Coronavirus (COVID-19): Current Information.
Looking for new, and more importantly – green – ways of cleaning your home? Tired of relying on dangerous and expensive commercial cleaning solutions? Then you’re in luck! This article has just the thing that you’re looking for – 3 excellent ways to clean your home in a green and healthy way. We’ll show you a couple of tried and tested techniques on cleaning with citric acid, which is in the well-known lemon juice. If you keep reading until the end, you’ll even find a couple of additional tips.
Well, for starters, only few things can match the refreshing aroma of a freshly-squeezed lemon. And sadly, most of them come in the form of prohibitively expensive and more often than not – toxic and dangerous for your health, commercial cleaning products. Lemons, on the other hand, are:
So, here’s our suggestion – the next time you‘re faced with a domestic cleaning dilemma, instead of reaching for the commercial cleaner in your closet, give cleaning with citric acid a shot! And if you can feel your interest growing, we’ve got some great news – you can use citric acid to clean nearly all surfaces in your home! The kitchen, bathroom, a variety of appliances, and even your garbage bin … lemons can make quick work of it all! If combined with baking soda, or just plain old hot water, lemon can eliminate most stains that you’ll encounter, leaving nothing but fresh and sparkly surfaces in its wake.
Even though lemons are great for general domestic cleaning tasks, there are a few things that you should never clean with lemon juice. Due to its acidic nature, citric acid can cause damage to certain surfaces, namely porous stone surfaces, like marble countertops, for example.
While we’d like to be able to assume that everyone knows this, you’d be surprised at the number of people who overlook the basic rules of domestic cleaning! So, before we begin, let’s get a couple of things out of the way:

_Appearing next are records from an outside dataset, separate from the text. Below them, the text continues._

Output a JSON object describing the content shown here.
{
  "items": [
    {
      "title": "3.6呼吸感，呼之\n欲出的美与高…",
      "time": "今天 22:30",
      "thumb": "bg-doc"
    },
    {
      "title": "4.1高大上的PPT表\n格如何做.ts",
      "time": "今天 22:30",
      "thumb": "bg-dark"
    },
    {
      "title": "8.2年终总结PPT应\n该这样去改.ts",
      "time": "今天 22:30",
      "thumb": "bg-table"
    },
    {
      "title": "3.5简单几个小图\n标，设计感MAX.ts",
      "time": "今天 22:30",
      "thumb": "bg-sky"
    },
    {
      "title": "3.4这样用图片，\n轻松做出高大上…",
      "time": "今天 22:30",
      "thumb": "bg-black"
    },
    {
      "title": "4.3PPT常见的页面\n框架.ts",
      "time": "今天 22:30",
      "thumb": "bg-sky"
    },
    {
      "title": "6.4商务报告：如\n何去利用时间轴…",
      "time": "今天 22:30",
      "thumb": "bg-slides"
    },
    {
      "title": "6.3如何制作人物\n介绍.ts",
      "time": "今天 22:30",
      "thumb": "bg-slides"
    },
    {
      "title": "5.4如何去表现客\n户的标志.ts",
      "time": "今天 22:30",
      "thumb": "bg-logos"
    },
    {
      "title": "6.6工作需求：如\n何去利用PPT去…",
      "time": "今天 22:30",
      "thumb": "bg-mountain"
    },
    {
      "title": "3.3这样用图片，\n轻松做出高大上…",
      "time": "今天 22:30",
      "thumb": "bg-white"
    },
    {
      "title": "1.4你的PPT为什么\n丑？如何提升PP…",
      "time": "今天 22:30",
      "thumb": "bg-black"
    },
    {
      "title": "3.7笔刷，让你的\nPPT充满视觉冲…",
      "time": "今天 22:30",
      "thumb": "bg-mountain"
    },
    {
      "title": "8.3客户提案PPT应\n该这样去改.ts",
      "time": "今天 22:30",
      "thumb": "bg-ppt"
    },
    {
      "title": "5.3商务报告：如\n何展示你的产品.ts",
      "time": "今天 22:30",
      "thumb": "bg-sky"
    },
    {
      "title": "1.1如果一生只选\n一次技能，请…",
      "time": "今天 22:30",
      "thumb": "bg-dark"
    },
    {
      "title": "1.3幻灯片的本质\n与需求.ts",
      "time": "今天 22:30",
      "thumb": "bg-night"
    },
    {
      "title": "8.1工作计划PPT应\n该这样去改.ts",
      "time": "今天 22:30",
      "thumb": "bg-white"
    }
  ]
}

Before we begin, ensure that you’ve got the following handy:
The start of the cleaning process with citric acid isn’t all that different from the one you’d use with commercial products. Begin by ridding yourself of all debris and crumbs, by wiping them away with your paper towel. Then, grab your lemon, cut it in half and squeeze the juice over the laminate surface. If you feel like your cleaning session could use a bit more of a punch, you can also rub what’s left of your lemon directly against the countertop that you’re cleaning. Then, give the citric acid anywhere between five and ten minutes to do its thing, and you should be good to go.
In case you encounter any particularly resilient stains, you can repeat the procedure.
Citric acid, especially when coupled with salt, can make short work of any cutting board stains and dirt build-up.
Cut your lemon in half and, after liberally sprinkling salt across the cutting surface, place it face-down on your board and begin rubbing. Making sure to scrub the salt all across the stained areas, give it a bit of time to do its magic (5 minutes should be plenty), and then clean using a bristle brush. Wrap your cleaning board session up by rinsing with hot water, and you’re done.
Even though we’d advise against using any sort of plastic containers in your household, we can definitely understand the convenience that they represent. If you do opt for using them, you’ll be happy to know that they too can be sanitised with the help of citric acid! Here’s how to do it:
To clean your microwave with citric acid, you’ll need the help of a microwaveable bowl. As an added benefit, however, you’ll also be cleaning the bowl itself with this method.
Pour about 120ml of water into your microwaveable dish, add the juice of one medium-sized lemon, and add the fruit leftovers into the mix while you’re at it. Microwave for about 3 minutes on a high enough setting to bring your water to boiling and then let it sit inside for around 5 more. Once the steam settles, take the bowl out and, using a clean cloth or sponge get to wiping. As a side-note, the exact same technique can also be applied to your oven, but you’d want to give it a bit more time (along the lines of 30 minutes) before you start wiping.
You can use a mixture of lemon juice (from one medium-sized lemon), along with a bit of baking soda or salt to create a paste that can clean the tarnish off of any copper pan or pot. Simply rub the paste into the problematic area, give it a couple of minutes and rinse away with fresh water. This technique can work wonders for your copper and stainless steel dishes but should not be used on any other type of metal surface, as the lemons’ high acidity can severely damage them.
Slice up a couple of lemons in small pieces, gently squeeze them into your garbage disposal and, after giving them a few minutes, pour cold water down the drain. Then, begin slowly dropping the pieces into your disposal, one by one. This will not only clean your garbage disposal’s blades up, but it’ll also get rid of any nasty odours.